I recently finished this book, which is great, called Understanding Comics by Scott McCloud. He gives his philosophy about comics in America, Japan and Europe, particularly the French/Belgium movement. It’s really good because it breaks down how the different styles developed and what’s appealing about each style.
When I read it, I definitely agreed with a lot of points he made. There are some points that I might have picked up myself from seeing so many images already but its good that someone has put it in a book and said, “this is what’s happening”.
Would you say, then, that this is your style – anime and comic art?
I look at the drawings that I did in the beginning and sure you could see that they’ve got a type of style but as soon as you say, “this is my style”, you’ve put a wall up.
For example, the stuff I’m doing for the animation is nothing I’ve done before. There’s a lot more detail and a lot more finished art.
I haven’t done any drawings like that but I wanted to push the drawing as much as I could. We’ll get other artists working on this and the other artists will bring on something that I might not necessarily have thought of. Then, together, we try to come up with a design that will combine certain elements.

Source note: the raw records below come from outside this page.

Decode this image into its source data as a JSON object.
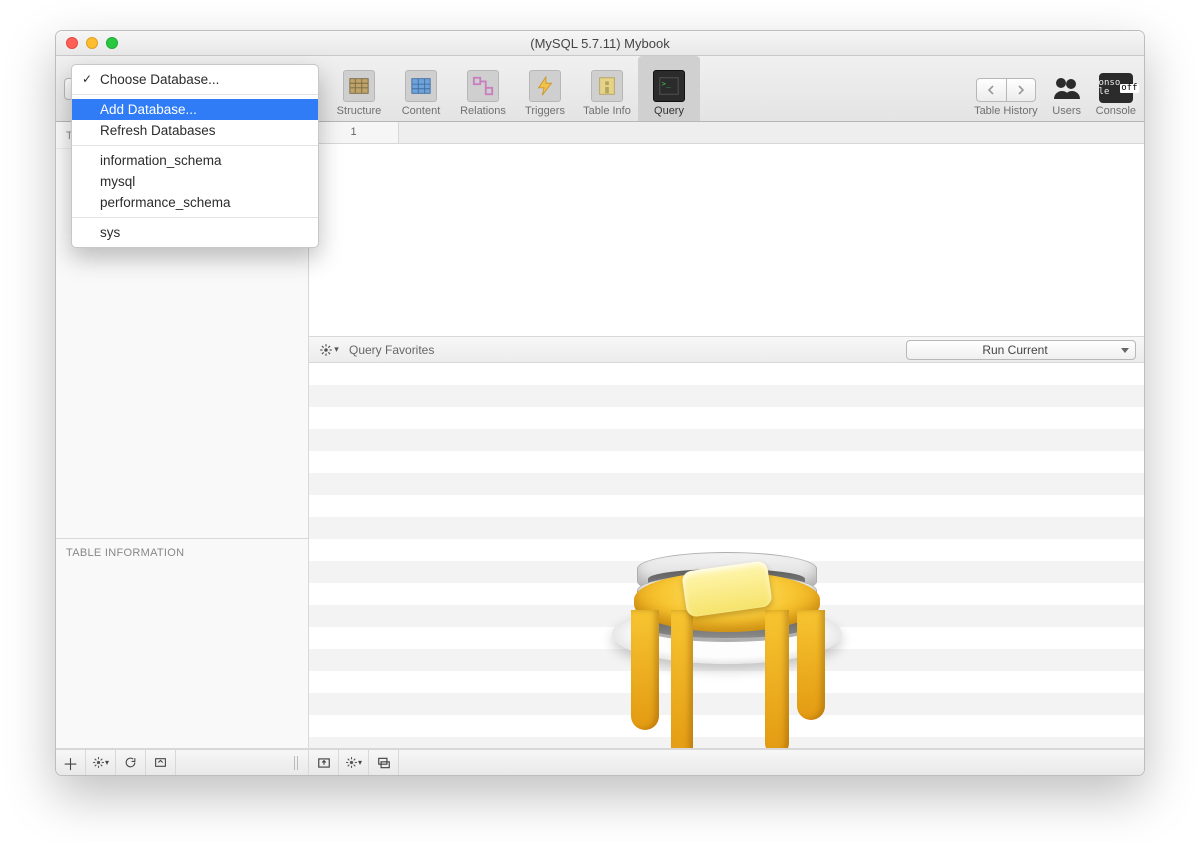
{
  "window": {
    "title": "(MySQL 5.7.11) Mybook"
  },
  "toolbar": {
    "items": [
      {
        "label": "Structure"
      },
      {
        "label": "Content"
      },
      {
        "label": "Relations"
      },
      {
        "label": "Triggers"
      },
      {
        "label": "Table Info"
      },
      {
        "label": "Query"
      }
    ],
    "active_index": 5,
    "right": {
      "history_label": "Table History",
      "users_label": "Users",
      "console_label": "Console",
      "console_text": "conso\nle off"
    }
  },
  "sidebar": {
    "tables_heading": "TABLES",
    "info_heading": "TABLE INFORMATION"
  },
  "tabstrip": {
    "tab1_label": "1"
  },
  "querybar": {
    "favorites_label": "Query Favorites",
    "run_label": "Run Current"
  },
  "dropdown": {
    "title": "Choose Database...",
    "add": "Add Database...",
    "refresh": "Refresh Databases",
    "databases": [
      "information_schema",
      "mysql",
      "performance_schema"
    ],
    "databases2": [
      "sys"
    ]
  }
}
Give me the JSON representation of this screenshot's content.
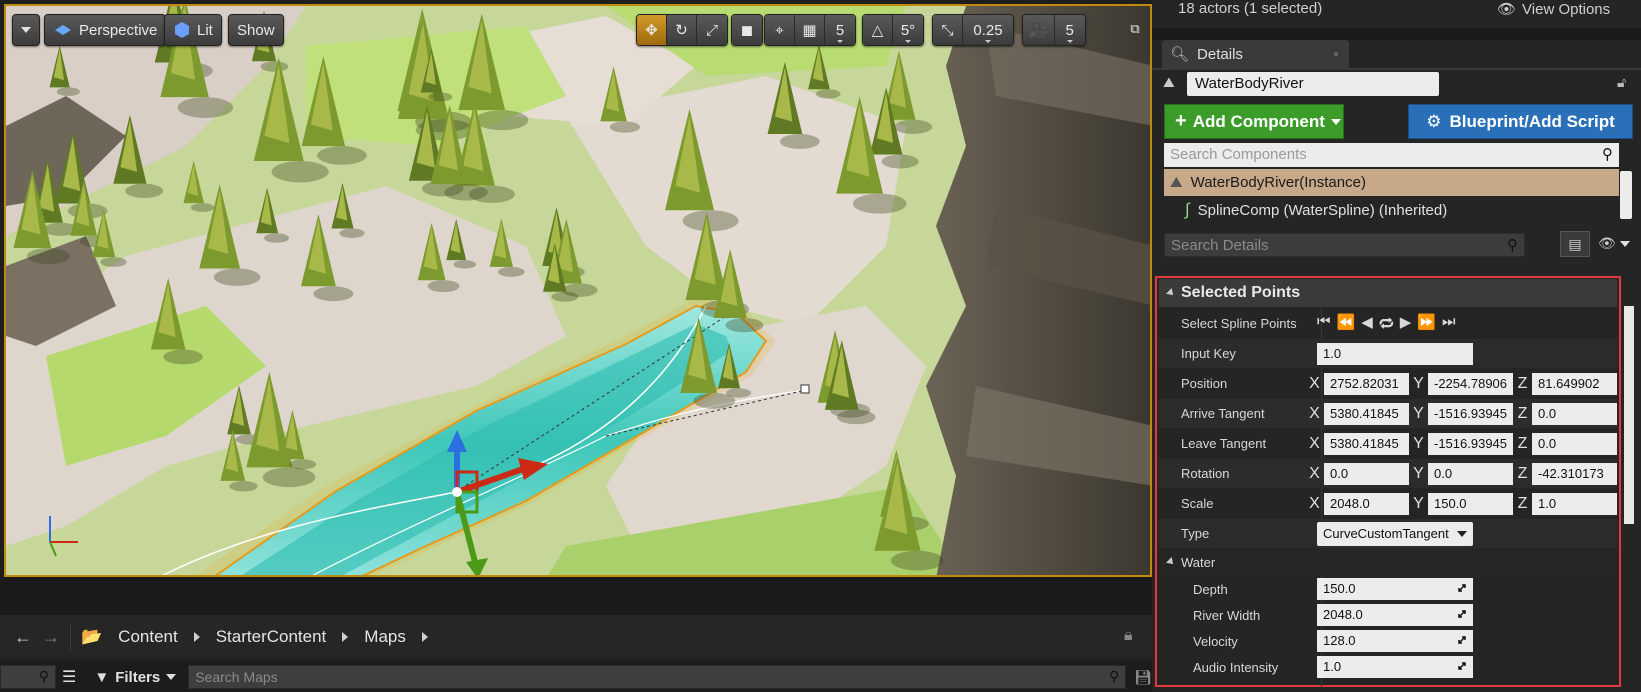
{
  "viewport": {
    "menu_caret": "chevron-down-icon",
    "perspective_label": "Perspective",
    "lit_label": "Lit",
    "show_label": "Show",
    "grid_snap_value": "5",
    "rotate_snap_value": "5°",
    "scale_snap_value": "0.25",
    "camera_speed_value": "5"
  },
  "content_browser": {
    "breadcrumbs": [
      "Content",
      "StarterContent",
      "Maps"
    ],
    "filters_label": "Filters",
    "search_placeholder": "Search Maps"
  },
  "outliner": {
    "status": "18 actors (1 selected)",
    "view_options_label": "View Options"
  },
  "details": {
    "tab_label": "Details",
    "actor_name": "WaterBodyRiver",
    "add_component_label": "Add Component",
    "blueprint_label": "Blueprint/Add Script",
    "search_components_placeholder": "Search Components",
    "root_component": "WaterBodyRiver(Instance)",
    "child_component": "SplineComp (WaterSpline) (Inherited)",
    "search_details_placeholder": "Search Details",
    "section_title": "Selected Points",
    "select_points_label": "Select Spline Points",
    "input_key_label": "Input Key",
    "input_key_value": "1.0",
    "position_label": "Position",
    "position": {
      "x": "2752.82031",
      "y": "-2254.78906",
      "z": "81.649902"
    },
    "arrive_label": "Arrive Tangent",
    "arrive": {
      "x": "5380.41845",
      "y": "-1516.93945",
      "z": "0.0"
    },
    "leave_label": "Leave Tangent",
    "leave": {
      "x": "5380.41845",
      "y": "-1516.93945",
      "z": "0.0"
    },
    "rotation_label": "Rotation",
    "rotation": {
      "x": "0.0",
      "y": "0.0",
      "z": "-42.310173"
    },
    "scale_label": "Scale",
    "scale": {
      "x": "2048.0",
      "y": "150.0",
      "z": "1.0"
    },
    "type_label": "Type",
    "type_value": "CurveCustomTangent",
    "water_label": "Water",
    "depth_label": "Depth",
    "depth_value": "150.0",
    "width_label": "River Width",
    "width_value": "2048.0",
    "velocity_label": "Velocity",
    "velocity_value": "128.0",
    "audio_label": "Audio Intensity",
    "audio_value": "1.0"
  },
  "colors": {
    "accent_orange": "#d19a2a",
    "add_component_green": "#3c9c2a",
    "blueprint_blue": "#2a70b8",
    "selected_component": "#c7a888",
    "highlight_red": "#e23a3a"
  }
}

I definitely believe in pushing your style as much as you can. You cannot get locked down.
Is that an opinion you share to recommend for to stay out of a certain comfort zone or to stay commercially relevant?

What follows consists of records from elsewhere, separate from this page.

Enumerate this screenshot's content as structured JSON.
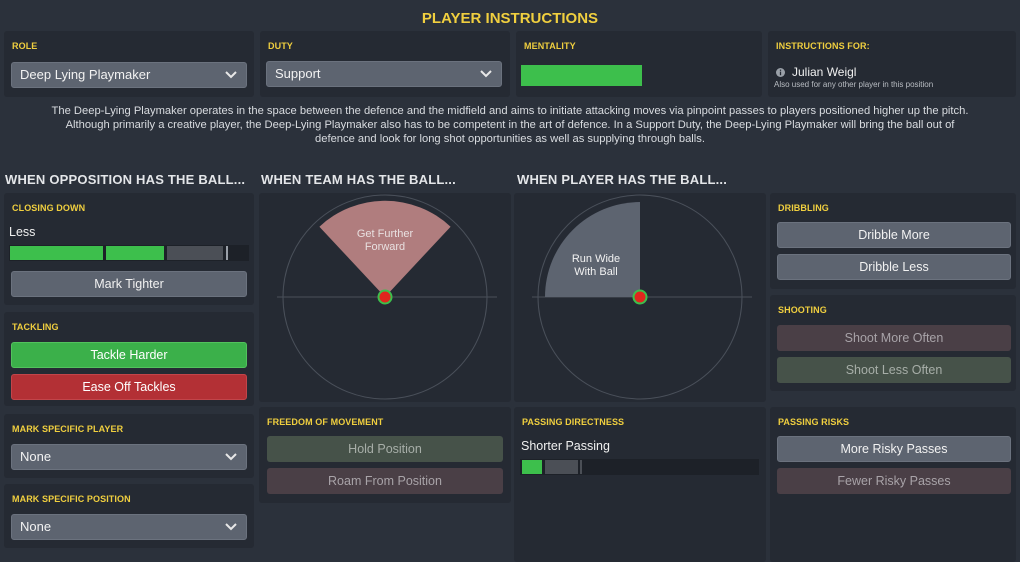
{
  "page_title": "PLAYER INSTRUCTIONS",
  "role": {
    "header": "ROLE",
    "value": "Deep Lying Playmaker"
  },
  "duty": {
    "header": "DUTY",
    "value": "Support"
  },
  "mentality": {
    "header": "MENTALITY",
    "level": 0.55,
    "color": "#3dbf4c"
  },
  "instructions_for": {
    "header": "INSTRUCTIONS FOR:",
    "player": "Julian Weigl",
    "note": "Also used for any other player in this position"
  },
  "description": [
    "The Deep-Lying Playmaker operates in the space between the defence and the midfield and aims to initiate attacking moves via pinpoint passes to players positioned higher up the pitch.",
    "Although primarily a creative player, the Deep-Lying Playmaker also has to be competent in the art of defence. In a Support Duty, the Deep-Lying Playmaker will bring the ball out of",
    "defence and look for long shot opportunities as well as supplying through balls."
  ],
  "sections": {
    "opposition": "WHEN OPPOSITION HAS THE BALL...",
    "team": "WHEN TEAM HAS THE BALL...",
    "player": "WHEN PLAYER HAS THE BALL..."
  },
  "closing_down": {
    "header": "CLOSING DOWN",
    "label": "Less",
    "level": 0.65,
    "button": "Mark Tighter"
  },
  "tackling": {
    "header": "TACKLING",
    "harder": "Tackle Harder",
    "ease_off": "Ease Off Tackles"
  },
  "mark_player": {
    "header": "MARK SPECIFIC PLAYER",
    "value": "None"
  },
  "mark_position": {
    "header": "MARK SPECIFIC POSITION",
    "value": "None"
  },
  "team_radar": {
    "segment_label": [
      "Get Further",
      "Forward"
    ]
  },
  "player_radar": {
    "segment_label": [
      "Run Wide",
      "With Ball"
    ]
  },
  "freedom": {
    "header": "FREEDOM OF MOVEMENT",
    "hold": "Hold Position",
    "roam": "Roam From Position"
  },
  "passing_directness": {
    "header": "PASSING DIRECTNESS",
    "label": "Shorter Passing",
    "level": 0.25
  },
  "dribbling": {
    "header": "DRIBBLING",
    "more": "Dribble More",
    "less": "Dribble Less"
  },
  "shooting": {
    "header": "SHOOTING",
    "more": "Shoot More Often",
    "less": "Shoot Less Often"
  },
  "passing_risks": {
    "header": "PASSING RISKS",
    "more": "More Risky Passes",
    "fewer": "Fewer Risky Passes"
  }
}
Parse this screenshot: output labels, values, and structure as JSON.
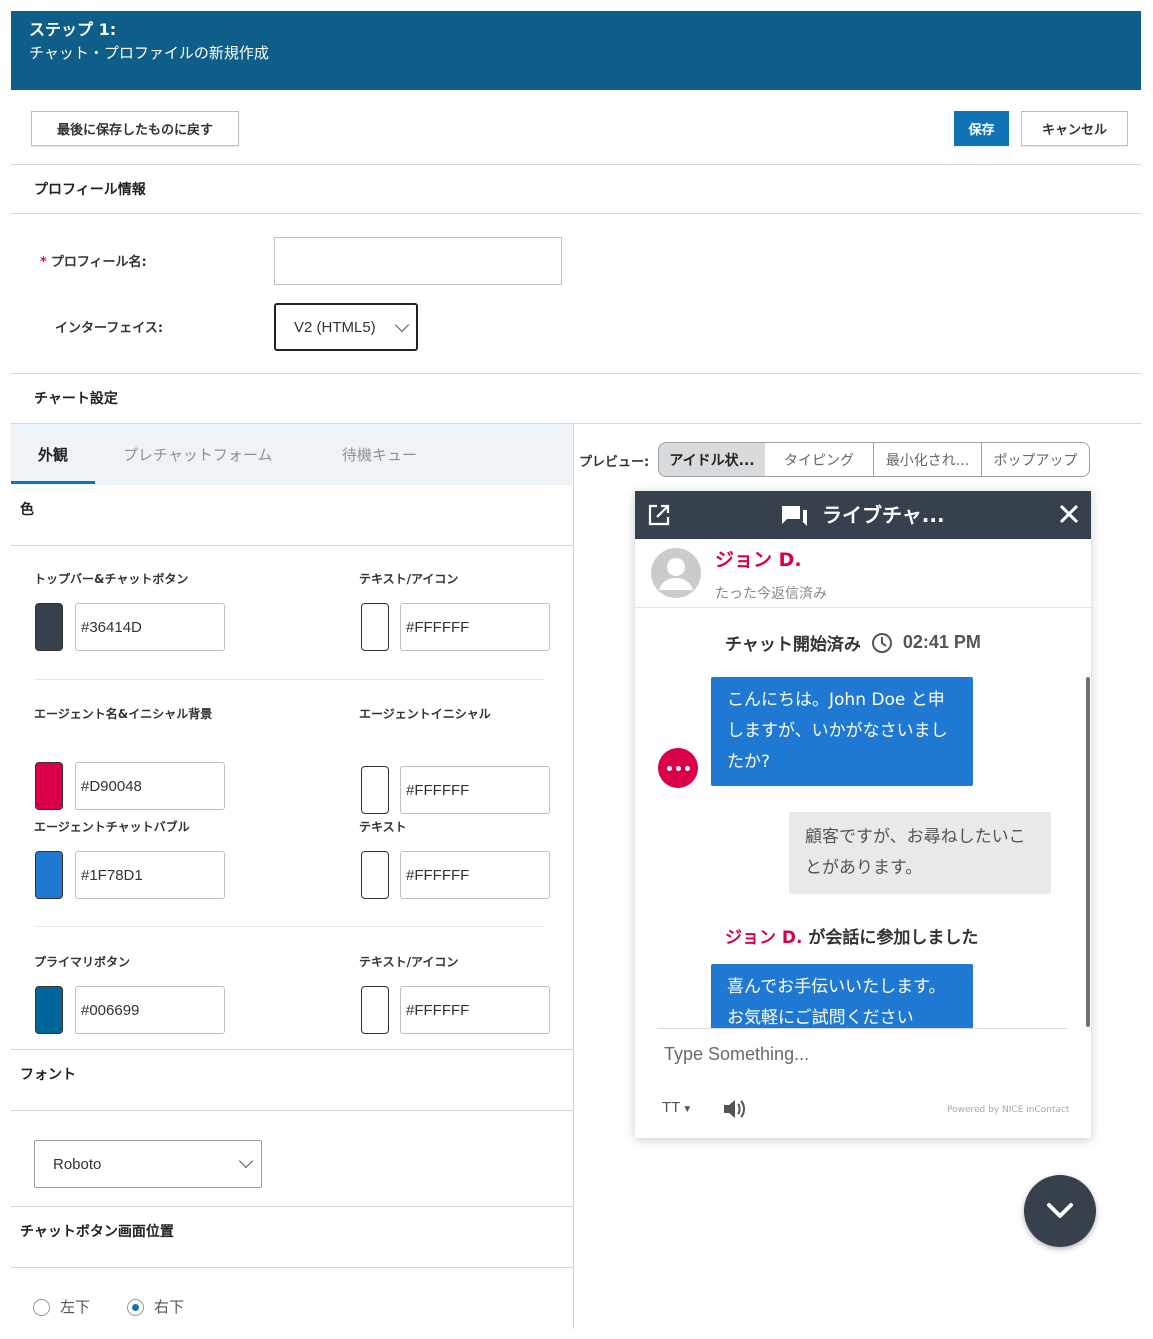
{
  "header": {
    "step": "ステップ 1:",
    "subtitle": "チャット・プロファイルの新規作成"
  },
  "toolbar": {
    "revert_label": "最後に保存したものに戻す",
    "save_label": "保存",
    "cancel_label": "キャンセル"
  },
  "profile_info": {
    "title": "プロフィール情報",
    "name_label": "プロフィール名:",
    "name_value": "",
    "interface_label": "インターフェイス:",
    "interface_value": "V2 (HTML5)"
  },
  "chat_settings": {
    "title": "チャート設定",
    "tabs": [
      {
        "label": "外観",
        "active": true
      },
      {
        "label": "プレチャットフォーム",
        "active": false
      },
      {
        "label": "待機キュー",
        "active": false
      }
    ],
    "colors_title": "色",
    "colors": [
      {
        "label": "トップバー&チャットボタン",
        "hex": "#36414D",
        "text_label": "テキスト/アイコン",
        "text_hex": "#FFFFFF"
      },
      {
        "label": "エージェント名&イニシャル背景",
        "hex": "#D90048",
        "text_label": "エージェントイニシャル",
        "text_hex": "#FFFFFF"
      },
      {
        "label": "エージェントチャットバブル",
        "hex": "#1F78D1",
        "text_label": "テキスト",
        "text_hex": "#FFFFFF"
      },
      {
        "label": "プライマリボタン",
        "hex": "#006699",
        "text_label": "テキスト/アイコン",
        "text_hex": "#FFFFFF"
      }
    ],
    "font_title": "フォント",
    "font_value": "Roboto",
    "position_title": "チャットボタン画面位置",
    "positions": [
      {
        "label": "左下",
        "selected": false
      },
      {
        "label": "右下",
        "selected": true
      }
    ]
  },
  "preview": {
    "label": "プレビュー:",
    "modes": [
      {
        "label": "アイドル状...",
        "active": true
      },
      {
        "label": "タイピング",
        "active": false
      },
      {
        "label": "最小化され...",
        "active": false
      },
      {
        "label": "ポップアップ",
        "active": false
      }
    ],
    "chat": {
      "title": "ライブチャ...",
      "agent_name": "ジョン D.",
      "agent_status": "たった今返信済み",
      "started_text": "チャット開始済み",
      "started_time": "02:41 PM",
      "agent_msg_1": "こんにちは。John Doe と申しますが、いかがなさいましたか?",
      "user_msg": "顧客ですが、お尋ねしたいことがあります。",
      "joined_name": "ジョン D.",
      "joined_text": " が会話に参加しました",
      "agent_msg_2": "喜んでお手伝いいたします。お気軽にご試問ください",
      "input_placeholder": "Type Something...",
      "powered_by": "Powered by NICE inContact",
      "text_size_icon": "TT"
    },
    "icons": {
      "popout": "popout-icon",
      "chat": "chat-bubbles-icon",
      "close": "close-icon",
      "clock": "clock-icon",
      "volume": "volume-icon",
      "fab": "chevron-down-icon"
    }
  },
  "colors": {
    "header_bg": "#0f5e89",
    "primary": "#0f73b6",
    "chat_topbar": "#36414D",
    "agent_name": "#D90048",
    "agent_bubble": "#1F78D1"
  }
}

If you look at my agent’s work, The Jacky Winter Group, they’ve got hundreds of illustrators on their books.
They’re all really good but some are so stylised that they’re limited by the amount of work they can get. Not everyone wants a super stylised illustration; they want to see a broad range.

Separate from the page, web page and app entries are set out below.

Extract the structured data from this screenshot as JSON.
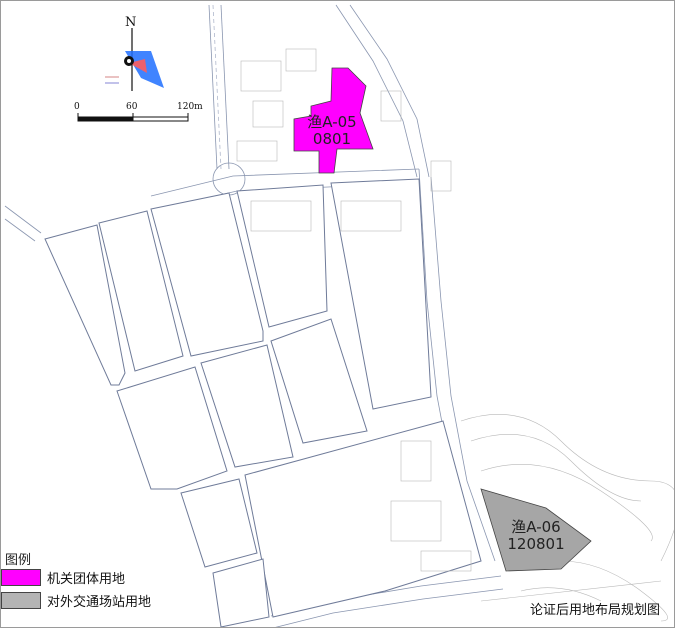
{
  "map": {
    "title": "论证后用地布局规划图",
    "north_label": "N",
    "scale_labels": [
      "0",
      "60",
      "120m"
    ]
  },
  "parcels": [
    {
      "id": "渔A-05",
      "code": "0801",
      "fill": "#ff00ff",
      "category": "机关团体用地"
    },
    {
      "id": "渔A-06",
      "code": "120801",
      "fill": "#a6a6a6",
      "category": "对外交通场站用地"
    }
  ],
  "legend": {
    "title": "图例",
    "items": [
      {
        "label": "机关团体用地",
        "color": "#ff00ff"
      },
      {
        "label": "对外交通场站用地",
        "color": "#b4b4b4"
      }
    ]
  },
  "colors": {
    "road_line": "#8a96b0",
    "block_line": "#6f7b99",
    "survey_detail": "#b8b8b8"
  }
}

The more things you can do the more work you’ll be able to get.
It’s a lot of work. Do you have any time to still commit to design illustration or is this it for you?
It’s a lot of work. For me I’m still doing other illustration gigs and design work. They’re small projects that last for a day or two like storyboarding, which is what keeps me afloat.
I’ve also got a studio in the city. I’ve moved out of there but I’m still working there full-time. It’s called The Common Room. I’ve been developing a children’s app with a friend of mine. It’s called “My Friend, the Bear”, which is good but it’s a bit of an experiment putting things on the app store because sometimes they might be good and they might get the response but they don’t get the financial response because they might get lost in the massive sea of apps.
With all of this work, marketing is a big part of it and it’s hard. I guess, when you leave uni, you’ll want to get your work out there but then there’s this clash with you wanting to get your work out but then maintaining the enthusiasm to get your work out there. It can be hard sometimes.
I noticed on your blog that, in the past, you had done a couple of exhibitions. Have you had time to exhibit any new work recently?
An art exhibition takes a lot of work. I have a lot of friends who do art for a living. There’s a guy called Ghost Patrol, down in Melbourne here, and he just does drawings. Him and his partner, they just do art exhibitions and art.
Like a film, it takes a lot of time to do a show as well.
I have a friend who has been bugging me to put a show on but it’s a time thing and also a bit of self-doubt. I don’t really want to do drawings for drawings sake or paintings for paintings sake. I kind of want to say something with my work but that’s always a big risk.
To put an exhibition on, it is a massive risk because you’ve got six months or a year’s worth of work on display. It goes up and then, if it goes well you only make a couple of thousands dollars.
It certainly doesn’t justify all the effort. Financially it doesn’t really make sense.
I’m not saying exhibitions are a bad thing; they’re good but they have to mean a lot to the field that you’re working in.
So for me, right now, it’s a time thing. I’d love to put a show on but I just don’t have the time.